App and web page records
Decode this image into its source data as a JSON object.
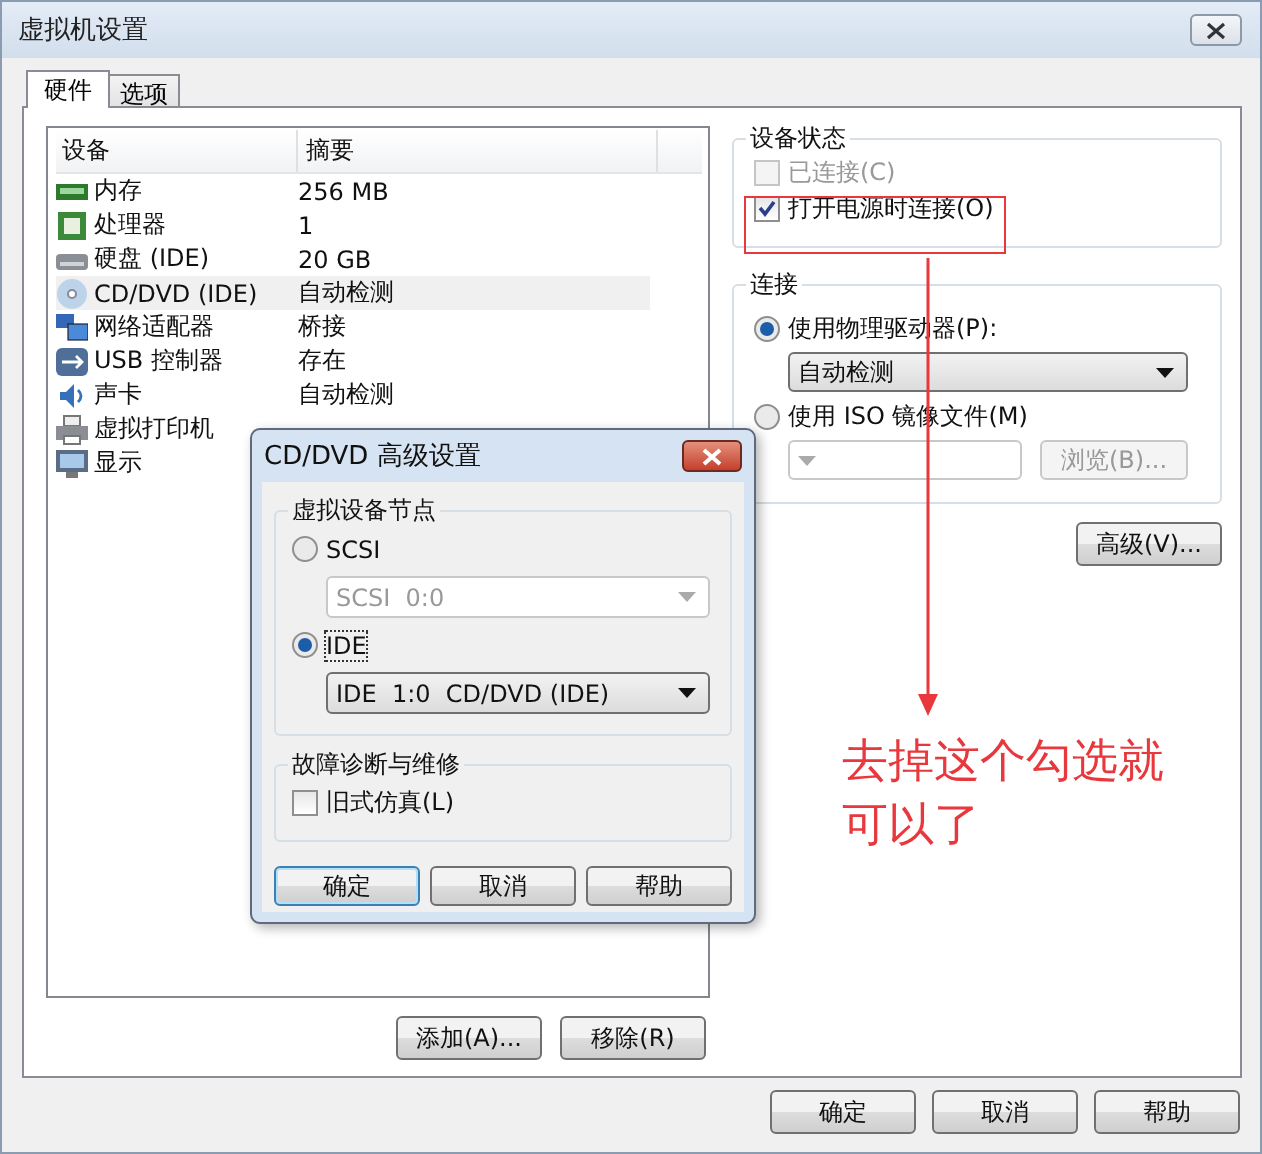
{
  "window": {
    "title": "虚拟机设置"
  },
  "tabs": [
    {
      "label": "硬件",
      "selected": true
    },
    {
      "label": "选项",
      "selected": false
    }
  ],
  "devices": {
    "columns": [
      "设备",
      "摘要"
    ],
    "rows": [
      {
        "kind": "memory",
        "name": "内存",
        "summary": "256 MB",
        "selected": false
      },
      {
        "kind": "cpu",
        "name": "处理器",
        "summary": "1",
        "selected": false
      },
      {
        "kind": "disk",
        "name": "硬盘 (IDE)",
        "summary": "20 GB",
        "selected": false
      },
      {
        "kind": "cd",
        "name": "CD/DVD (IDE)",
        "summary": "自动检测",
        "selected": true
      },
      {
        "kind": "network",
        "name": "网络适配器",
        "summary": "桥接",
        "selected": false
      },
      {
        "kind": "usb",
        "name": "USB 控制器",
        "summary": "存在",
        "selected": false
      },
      {
        "kind": "sound",
        "name": "声卡",
        "summary": "自动检测",
        "selected": false
      },
      {
        "kind": "printer",
        "name": "虚拟打印机",
        "selected": false
      },
      {
        "kind": "display",
        "name": "显示",
        "selected": false
      }
    ]
  },
  "list_buttons": [
    "添加(A)...",
    "移除(R)"
  ],
  "device_status": {
    "title": "设备状态",
    "checkboxes": [
      {
        "label": "已连接(C)",
        "checked": false,
        "disabled": true
      },
      {
        "label": "打开电源时连接(O)",
        "checked": true,
        "disabled": false
      }
    ]
  },
  "connection": {
    "title": "连接",
    "options": [
      {
        "label": "使用物理驱动器(P):",
        "selected": true,
        "dropdown": {
          "value": "自动检测",
          "disabled": false
        }
      },
      {
        "label": "使用 ISO 镜像文件(M)",
        "selected": false,
        "dropdown": {
          "disabled": true
        },
        "browse": "浏览(B)..."
      }
    ]
  },
  "advanced_button": "高级(V)...",
  "footer_buttons": [
    "确定",
    "取消",
    "帮助"
  ],
  "dialog": {
    "title": "CD/DVD 高级设置",
    "node_group": {
      "title": "虚拟设备节点",
      "options": [
        {
          "label": "SCSI",
          "selected": false,
          "dropdown": {
            "value": "SCSI  0:0",
            "disabled": true
          }
        },
        {
          "label": "IDE",
          "selected": true,
          "dropdown": {
            "value": "IDE  1:0  CD/DVD (IDE)",
            "disabled": false
          }
        }
      ]
    },
    "troubleshoot": {
      "title": "故障诊断与维修",
      "checkbox": {
        "label": "旧式仿真(L)",
        "checked": false
      }
    },
    "buttons": [
      "确定",
      "取消",
      "帮助"
    ]
  },
  "annotation": {
    "text": "去掉这个勾选就可以了"
  }
}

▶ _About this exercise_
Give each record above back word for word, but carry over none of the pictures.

▶ _Answer_
Decode this image into its source data as a JSON object.
{
  "window": {
    "title": "虚拟机设置"
  },
  "tabs": [
    {
      "label": "硬件",
      "selected": true
    },
    {
      "label": "选项",
      "selected": false
    }
  ],
  "devices": {
    "columns": [
      "设备",
      "摘要"
    ],
    "rows": [
      {
        "kind": "memory",
        "name": "内存",
        "summary": "256 MB",
        "selected": false
      },
      {
        "kind": "cpu",
        "name": "处理器",
        "summary": "1",
        "selected": false
      },
      {
        "kind": "disk",
        "name": "硬盘 (IDE)",
        "summary": "20 GB",
        "selected": false
      },
      {
        "kind": "cd",
        "name": "CD/DVD (IDE)",
        "summary": "自动检测",
        "selected": true
      },
      {
        "kind": "network",
        "name": "网络适配器",
        "summary": "桥接",
        "selected": false
      },
      {
        "kind": "usb",
        "name": "USB 控制器",
        "summary": "存在",
        "selected": false
      },
      {
        "kind": "sound",
        "name": "声卡",
        "summary": "自动检测",
        "selected": false
      },
      {
        "kind": "printer",
        "name": "虚拟打印机",
        "selected": false
      },
      {
        "kind": "display",
        "name": "显示",
        "selected": false
      }
    ]
  },
  "list_buttons": [
    "添加(A)...",
    "移除(R)"
  ],
  "device_status": {
    "title": "设备状态",
    "checkboxes": [
      {
        "label": "已连接(C)",
        "checked": false,
        "disabled": true
      },
      {
        "label": "打开电源时连接(O)",
        "checked": true,
        "disabled": false
      }
    ]
  },
  "connection": {
    "title": "连接",
    "options": [
      {
        "label": "使用物理驱动器(P):",
        "selected": true,
        "dropdown": {
          "value": "自动检测",
          "disabled": false
        }
      },
      {
        "label": "使用 ISO 镜像文件(M)",
        "selected": false,
        "dropdown": {
          "disabled": true
        },
        "browse": "浏览(B)..."
      }
    ]
  },
  "advanced_button": "高级(V)...",
  "footer_buttons": [
    "确定",
    "取消",
    "帮助"
  ],
  "dialog": {
    "title": "CD/DVD 高级设置",
    "node_group": {
      "title": "虚拟设备节点",
      "options": [
        {
          "label": "SCSI",
          "selected": false,
          "dropdown": {
            "value": "SCSI  0:0",
            "disabled": true
          }
        },
        {
          "label": "IDE",
          "selected": true,
          "dropdown": {
            "value": "IDE  1:0  CD/DVD (IDE)",
            "disabled": false
          }
        }
      ]
    },
    "troubleshoot": {
      "title": "故障诊断与维修",
      "checkbox": {
        "label": "旧式仿真(L)",
        "checked": false
      }
    },
    "buttons": [
      "确定",
      "取消",
      "帮助"
    ]
  },
  "annotation": {
    "text": "去掉这个勾选就可以了"
  }
}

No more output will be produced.